**What the exercise asks**
Among the records below, find the lines containing "name" and state only how many there are.

**Data to process**
§

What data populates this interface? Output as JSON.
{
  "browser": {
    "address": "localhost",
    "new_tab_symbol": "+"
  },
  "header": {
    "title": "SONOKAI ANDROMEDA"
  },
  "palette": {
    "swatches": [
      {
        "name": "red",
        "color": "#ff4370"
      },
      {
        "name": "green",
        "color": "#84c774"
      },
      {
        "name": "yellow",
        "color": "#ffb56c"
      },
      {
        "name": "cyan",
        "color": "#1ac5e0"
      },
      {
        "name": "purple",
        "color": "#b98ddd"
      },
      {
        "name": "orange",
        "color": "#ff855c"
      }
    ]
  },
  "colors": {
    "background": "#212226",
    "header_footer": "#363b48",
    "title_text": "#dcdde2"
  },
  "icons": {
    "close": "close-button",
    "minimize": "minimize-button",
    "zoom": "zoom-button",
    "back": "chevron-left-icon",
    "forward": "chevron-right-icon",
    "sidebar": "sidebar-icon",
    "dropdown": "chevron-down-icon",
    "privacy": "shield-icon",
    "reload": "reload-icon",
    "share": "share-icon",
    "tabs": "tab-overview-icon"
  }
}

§

**Answer for this exercise**
6